Police expenditures include spending on police, sheriffs, state highway patrols, and other governmental departments charged with protecting public safety.Corrections expenditures are for the operation, maintenance, and construction of prisons and jails, as well as the activities of probation officers and parole boards.

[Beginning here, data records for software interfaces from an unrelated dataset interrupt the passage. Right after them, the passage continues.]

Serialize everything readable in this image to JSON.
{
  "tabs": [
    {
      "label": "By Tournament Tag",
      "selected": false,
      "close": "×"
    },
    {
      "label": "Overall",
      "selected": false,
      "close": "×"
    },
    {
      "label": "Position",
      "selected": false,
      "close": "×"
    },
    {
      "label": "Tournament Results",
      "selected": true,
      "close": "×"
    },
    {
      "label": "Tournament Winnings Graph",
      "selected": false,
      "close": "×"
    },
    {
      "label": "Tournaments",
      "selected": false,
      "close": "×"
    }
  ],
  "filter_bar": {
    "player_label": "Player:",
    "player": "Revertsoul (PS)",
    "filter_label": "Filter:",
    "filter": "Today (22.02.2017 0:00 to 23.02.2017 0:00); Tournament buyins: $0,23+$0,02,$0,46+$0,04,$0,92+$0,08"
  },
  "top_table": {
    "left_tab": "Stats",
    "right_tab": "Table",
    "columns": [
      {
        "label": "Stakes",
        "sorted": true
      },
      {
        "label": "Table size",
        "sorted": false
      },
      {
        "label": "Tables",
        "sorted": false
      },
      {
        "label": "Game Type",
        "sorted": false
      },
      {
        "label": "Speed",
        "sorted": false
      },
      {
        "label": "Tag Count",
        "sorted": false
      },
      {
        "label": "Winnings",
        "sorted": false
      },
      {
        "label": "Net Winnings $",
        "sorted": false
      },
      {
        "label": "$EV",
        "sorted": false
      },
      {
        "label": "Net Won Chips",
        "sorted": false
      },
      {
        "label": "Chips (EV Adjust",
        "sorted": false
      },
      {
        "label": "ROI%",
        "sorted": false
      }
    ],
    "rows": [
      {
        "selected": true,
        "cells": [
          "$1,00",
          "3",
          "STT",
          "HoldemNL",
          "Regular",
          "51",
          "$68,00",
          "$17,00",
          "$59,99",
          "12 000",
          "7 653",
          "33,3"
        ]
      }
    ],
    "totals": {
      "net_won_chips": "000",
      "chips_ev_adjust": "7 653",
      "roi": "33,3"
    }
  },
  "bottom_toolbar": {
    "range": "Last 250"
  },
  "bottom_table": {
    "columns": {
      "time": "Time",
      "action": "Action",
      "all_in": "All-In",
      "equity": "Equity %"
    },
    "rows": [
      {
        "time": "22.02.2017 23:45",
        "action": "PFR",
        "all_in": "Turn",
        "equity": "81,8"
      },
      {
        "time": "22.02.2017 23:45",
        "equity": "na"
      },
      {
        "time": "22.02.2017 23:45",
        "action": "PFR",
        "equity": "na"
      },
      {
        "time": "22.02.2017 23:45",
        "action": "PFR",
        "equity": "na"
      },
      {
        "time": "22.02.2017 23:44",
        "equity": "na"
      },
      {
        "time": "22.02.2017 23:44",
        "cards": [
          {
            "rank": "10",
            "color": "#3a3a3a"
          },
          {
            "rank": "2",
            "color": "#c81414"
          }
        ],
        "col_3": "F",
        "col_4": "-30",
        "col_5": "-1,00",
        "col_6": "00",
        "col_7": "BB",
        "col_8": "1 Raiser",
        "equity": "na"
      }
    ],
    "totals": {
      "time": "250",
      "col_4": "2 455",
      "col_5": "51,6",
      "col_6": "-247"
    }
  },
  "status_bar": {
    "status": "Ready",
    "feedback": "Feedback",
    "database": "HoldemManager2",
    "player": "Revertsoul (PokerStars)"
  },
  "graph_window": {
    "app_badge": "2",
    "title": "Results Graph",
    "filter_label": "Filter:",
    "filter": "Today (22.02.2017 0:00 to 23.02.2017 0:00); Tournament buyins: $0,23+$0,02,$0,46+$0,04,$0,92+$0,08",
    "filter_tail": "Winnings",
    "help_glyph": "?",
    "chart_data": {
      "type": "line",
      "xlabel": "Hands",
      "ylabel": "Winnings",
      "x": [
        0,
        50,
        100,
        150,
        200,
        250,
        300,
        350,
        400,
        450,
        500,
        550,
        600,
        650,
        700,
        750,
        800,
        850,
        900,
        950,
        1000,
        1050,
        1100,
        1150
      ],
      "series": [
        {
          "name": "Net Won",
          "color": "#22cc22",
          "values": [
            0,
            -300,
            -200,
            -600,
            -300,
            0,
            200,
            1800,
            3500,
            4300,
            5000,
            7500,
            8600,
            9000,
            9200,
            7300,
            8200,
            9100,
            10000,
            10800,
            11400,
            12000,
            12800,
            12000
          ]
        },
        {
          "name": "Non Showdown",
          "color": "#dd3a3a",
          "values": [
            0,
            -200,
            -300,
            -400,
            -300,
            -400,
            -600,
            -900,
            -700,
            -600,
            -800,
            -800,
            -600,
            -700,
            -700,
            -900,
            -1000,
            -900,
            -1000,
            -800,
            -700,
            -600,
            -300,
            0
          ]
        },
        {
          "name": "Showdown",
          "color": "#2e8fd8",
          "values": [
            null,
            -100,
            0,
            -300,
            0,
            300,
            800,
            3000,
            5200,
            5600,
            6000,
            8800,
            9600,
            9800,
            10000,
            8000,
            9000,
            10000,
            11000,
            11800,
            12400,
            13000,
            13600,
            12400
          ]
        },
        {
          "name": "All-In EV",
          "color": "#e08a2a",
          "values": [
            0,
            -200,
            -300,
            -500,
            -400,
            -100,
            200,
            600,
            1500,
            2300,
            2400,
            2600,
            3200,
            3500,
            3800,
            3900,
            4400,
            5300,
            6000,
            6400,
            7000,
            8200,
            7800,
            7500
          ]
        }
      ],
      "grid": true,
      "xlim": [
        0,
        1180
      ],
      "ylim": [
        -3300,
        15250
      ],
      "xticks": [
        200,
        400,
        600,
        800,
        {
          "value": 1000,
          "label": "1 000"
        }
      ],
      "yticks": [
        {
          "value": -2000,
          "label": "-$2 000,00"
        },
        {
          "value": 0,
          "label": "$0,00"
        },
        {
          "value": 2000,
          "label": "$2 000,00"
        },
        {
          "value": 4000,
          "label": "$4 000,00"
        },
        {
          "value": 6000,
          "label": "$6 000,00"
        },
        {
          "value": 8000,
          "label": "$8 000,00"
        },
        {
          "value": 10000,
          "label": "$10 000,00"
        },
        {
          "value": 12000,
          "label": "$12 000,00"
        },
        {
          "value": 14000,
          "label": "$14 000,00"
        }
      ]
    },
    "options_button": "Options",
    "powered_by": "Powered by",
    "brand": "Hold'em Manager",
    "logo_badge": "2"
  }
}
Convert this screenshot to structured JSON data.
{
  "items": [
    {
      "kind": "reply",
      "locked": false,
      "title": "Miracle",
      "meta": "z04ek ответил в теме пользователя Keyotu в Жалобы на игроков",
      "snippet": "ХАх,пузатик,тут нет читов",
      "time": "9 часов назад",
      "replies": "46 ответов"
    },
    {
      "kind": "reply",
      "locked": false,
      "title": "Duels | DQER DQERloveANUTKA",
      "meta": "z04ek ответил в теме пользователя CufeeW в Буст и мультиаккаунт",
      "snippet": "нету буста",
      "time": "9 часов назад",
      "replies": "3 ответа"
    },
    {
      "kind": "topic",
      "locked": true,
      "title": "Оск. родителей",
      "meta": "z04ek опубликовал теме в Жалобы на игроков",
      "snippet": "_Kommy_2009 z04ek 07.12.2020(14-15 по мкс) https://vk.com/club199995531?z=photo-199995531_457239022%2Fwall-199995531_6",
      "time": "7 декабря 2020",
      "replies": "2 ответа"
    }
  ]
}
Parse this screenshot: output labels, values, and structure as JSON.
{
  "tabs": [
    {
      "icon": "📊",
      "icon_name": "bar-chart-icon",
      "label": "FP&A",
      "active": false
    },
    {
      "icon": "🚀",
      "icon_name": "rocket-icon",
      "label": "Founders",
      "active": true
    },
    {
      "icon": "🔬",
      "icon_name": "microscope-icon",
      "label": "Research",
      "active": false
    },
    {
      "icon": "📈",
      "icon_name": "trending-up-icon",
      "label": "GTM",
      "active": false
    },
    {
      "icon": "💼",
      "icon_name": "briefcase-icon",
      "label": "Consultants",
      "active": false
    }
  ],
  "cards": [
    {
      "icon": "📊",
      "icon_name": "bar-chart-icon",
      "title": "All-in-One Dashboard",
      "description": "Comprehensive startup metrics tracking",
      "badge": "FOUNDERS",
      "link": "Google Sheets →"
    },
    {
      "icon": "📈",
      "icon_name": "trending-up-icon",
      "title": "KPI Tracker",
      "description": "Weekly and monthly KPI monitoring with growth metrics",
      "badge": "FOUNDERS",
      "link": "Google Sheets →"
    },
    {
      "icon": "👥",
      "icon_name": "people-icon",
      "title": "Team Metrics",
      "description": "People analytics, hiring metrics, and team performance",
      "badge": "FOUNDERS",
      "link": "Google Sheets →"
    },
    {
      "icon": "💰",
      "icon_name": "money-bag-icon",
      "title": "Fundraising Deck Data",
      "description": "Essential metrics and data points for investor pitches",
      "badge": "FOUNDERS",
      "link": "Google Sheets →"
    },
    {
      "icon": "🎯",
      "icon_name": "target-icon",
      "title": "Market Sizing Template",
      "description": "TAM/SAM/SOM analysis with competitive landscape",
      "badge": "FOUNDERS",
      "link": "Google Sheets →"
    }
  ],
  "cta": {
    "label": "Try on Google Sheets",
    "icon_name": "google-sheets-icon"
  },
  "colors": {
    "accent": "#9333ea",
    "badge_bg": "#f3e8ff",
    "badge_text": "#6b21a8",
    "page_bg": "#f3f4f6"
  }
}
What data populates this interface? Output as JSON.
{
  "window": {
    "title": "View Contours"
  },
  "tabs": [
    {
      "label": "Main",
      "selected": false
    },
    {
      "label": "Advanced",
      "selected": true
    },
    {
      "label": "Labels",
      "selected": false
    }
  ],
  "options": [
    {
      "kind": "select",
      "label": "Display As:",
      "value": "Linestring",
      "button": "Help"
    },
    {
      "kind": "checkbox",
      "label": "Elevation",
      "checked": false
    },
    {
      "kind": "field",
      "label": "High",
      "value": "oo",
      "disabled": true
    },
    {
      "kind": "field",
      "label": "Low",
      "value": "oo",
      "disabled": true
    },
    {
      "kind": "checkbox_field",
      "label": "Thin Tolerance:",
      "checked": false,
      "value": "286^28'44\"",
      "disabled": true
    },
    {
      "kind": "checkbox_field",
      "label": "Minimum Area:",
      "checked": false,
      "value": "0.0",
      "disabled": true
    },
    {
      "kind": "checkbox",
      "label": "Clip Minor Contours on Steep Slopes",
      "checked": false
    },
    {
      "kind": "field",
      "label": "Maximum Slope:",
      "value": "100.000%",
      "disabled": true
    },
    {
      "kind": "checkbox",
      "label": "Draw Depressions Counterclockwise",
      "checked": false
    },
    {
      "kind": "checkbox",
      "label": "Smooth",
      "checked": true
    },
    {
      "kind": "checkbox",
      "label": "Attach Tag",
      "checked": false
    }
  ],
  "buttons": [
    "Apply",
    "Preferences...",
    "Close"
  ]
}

Far too many students in Alexandria City Public Schools (ACPS) are being pushed out of school. This is a problemthat is now commonly known as the "school-to-prison pipeline," which occurs when schools rely on punitivediscipline policies to suspend, expel, or refer students to law enforcement. These overly-punitive policies have seriousconsequences. They increase the likelihood of students dropping-out, not graduating, and becoming involvedin the juvenile or criminal justice system. These policies disproportionately impact students of color, students withdisabilities, and LGBTQ and gender non-conforming students. In an effort to begin creating change in Alexandria,we have researched the data and policies in ACPS and written this report, to encourage positive changes thatsupport our youth, rather than criminalize them.This report contains a timeline of our work to implement restorative justice, an analysis of the suspension andreferral to law enforcement data from the 2014-15 school year, and a list of recommendations to end harsh schooldiscipline in ACPS. Out of a sense of urgency for the youth in our community, we call on ACPS to consider the information in this report and fully and immediately commit to proper implementation of restorative justice and an endto the school-to-prison pipeline. We cannot risk the future of our young people while ACPS continues to stall on theimplementation of restorative justice.